April 30, 2013
Exceptional educators: Four faculty members receive Commerce Bank Teaching Award
Submitted by Communications and Marketing
Four Kansas State University faculty members are being rewarded for years of exceptional teaching with the Commerce Bank Outstanding Undergraduate Teaching Award.
The 2013 recipients of the award are Debra Andres, instructor of curriculum and instruction in the College of Education; Laura Kanost, assistant professor of modern languages in the College of Arts and Sciences; David Nichols, professor of animal sciences and industry in the College of Agriculture; and Kevin Sauer, assistant professor of hospitality management and dietetics in the College of Human Ecology.
Sponsored by the William T. Kemper Foundation and the Commerce Bancshares Foundation and coordinated through the Kansas State University Foundation, the awards include a $2,500 honorarium.
"For nearly two decades, Commerce Bank and the William T. Kemper Foundation have partnered with K-State to support undergraduate teaching excellence," said Tom Giller, community bank president of Commerce Bank, Manhattan. "We are pleased to join with the university to honor these four educators, who have had a tremendous influence on student success."
University President Kirk Schulz said that gifts like those from Commerce Bank and the William T. Kemper Foundation are excellent examples of the community's support of K-State's 2025 goals.
"The contributions made by Commerce Bank to recognize these outstanding educators are invaluable assets to K-State becoming a Top 50 public research university by 2025," Schulz said. "I am thrilled to see the community continually support Kansas State University."
Andres, Alta Vista, received her bachelor's degree in vocational home economics education and her master's degree in family studies and human services, both from Kansas State University.

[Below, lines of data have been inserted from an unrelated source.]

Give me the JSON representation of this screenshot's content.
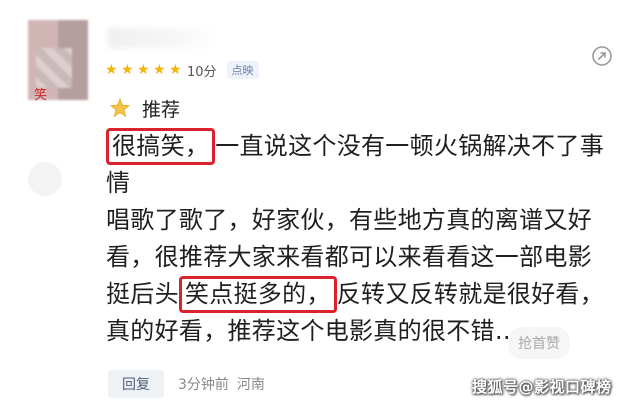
{
  "comment": {
    "avatar_tag": "笑",
    "rating": {
      "stars": 5,
      "score_text": "10分",
      "source_badge": "点映"
    },
    "recommend_label": "推荐",
    "review": {
      "line1_highlight": "很搞笑，",
      "line1_rest": "一直说这个没有一顿火锅解决不了事",
      "line2": "情",
      "line3": "唱歌了歌了，好家伙，有些地方真的离谱又好",
      "line4": "看，很推荐大家来看都可以来看看这一部电影",
      "line5_pre": "挺后头",
      "line5_highlight": "笑点挺多的，",
      "line5_rest": "反转又反转就是很好看，",
      "line6": "真的好看，推荐这个电影真的很不错…"
    },
    "like_label": "抢首赞",
    "reply_label": "回复",
    "time_text": "3分钟前",
    "location_text": "河南"
  },
  "watermark": "搜狐号@影视口碑榜",
  "colors": {
    "highlight_border": "#d9242d",
    "star": "#f5b400",
    "reply_text": "#50607d"
  },
  "icons": {
    "share": "share-icon",
    "recommend": "thumb-icon",
    "star": "star-icon"
  }
}
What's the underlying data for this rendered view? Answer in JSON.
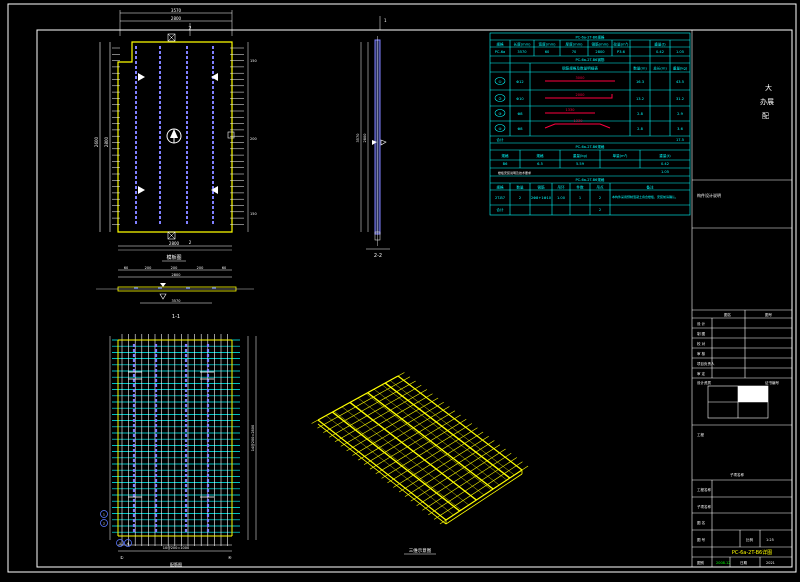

She joined the university's faculty in 2005. Andres provides instruction and placement supervision for Core Teaching Skills, which has an annual enrollment of more than 150 students. She has received the Carl Perkins Outstanding Service Award from the Kansas Association of Career and Technical Educators and a Leader Award from the Kansas Association of Family and Consumer Sciences. Andres is formerly from Marysville.
"The secret to being a good teacher is building relationships with students," Andres said. "We are not here to catch them in their errors or shortcomings. We are here to help them recognize those errors and shortcomings and equip them with the knowledge to correct and strengthen their skills."
Kanost received her bachelor's degrees in Spanish and English from Kansas State University, and her master's and doctoral degrees in Spanish from the University of Kansas. She joined the faculty at Kansas State University as a visiting assistant professor in 2007 and was hired as a tenure-track assistant professor in 2011. She has taught more than 12 courses at the university and serves on the state's Interpreter and Translator Task Force. She has received the Faculty Development Award from Kansas State University twice and an Arts and Sciences Faculty Enhancement Program award.
"As much as possible, I try to link my teaching and research," Kanost said. "That way they feed each other, rather than pulling me in too many directions. For example, because teaching through service learning requires extra time and energy, I also have channeled that interest into my research program."
Nichols received his bachelor's degree from Purdue University and his master's and doctoral degrees from Kansas State University. He joined the Kansas State University faculty in 1981 as an assistant professor and extension livestock specialist, and was promoted to associate professor in 1987 and professor in 1995. In addition to teaching Principles of Animal Science, he serves as the department's teaching coordinator and advises more than 100 students. He has advised the university's Little American Royal showmanship contest for more than 20 years. Nichols has received a K-State's Presidential Award for Undergraduate Advising and was named the College of Agriculture's Faculty of the Semester, as well as being named a Midwestern Region Teacher Fellow from the North American Colleges and Teachers of Agriculture organization.
"I consider myself blessed to have the opportunity to teach, especially incoming students," Nichols said. "I hope I can make a difference in their first year experience and help them succeed at K-State. I'm extremely lucky to do what I do and to be at K-State."
Sauer received his bachelor's degree in dietetics, master's degree in food service management-administrative and dietetics, and doctoral degree in human ecology from Kansas State University. He joined the Kansas State University faculty in 2004 as an instructor and was promoted to assistant professor in 2009. In addition to his teaching and research, he advises about 50 students every semester. He has received the Outstanding Dietetics Educator Award from the Kansas Dietetic Association and the Joan Coleman Faculty Excellence Award from the hospitality management and dietetics department.
"I more than enjoy teaching. I love it," Sauer said. "Honestly, I've found the hidden gem of opportunities in the dietetics profession -- teaching. To have the opportunity to impact a student's professional future is very special for me. I get excited about each and every lecture, and I hope it shows. I believe that teaching is reciprocal in the sense that the students and I 'own' our classes and class time, and we make class-related decisions together. This seems to encourage exploration and critical thinking the most."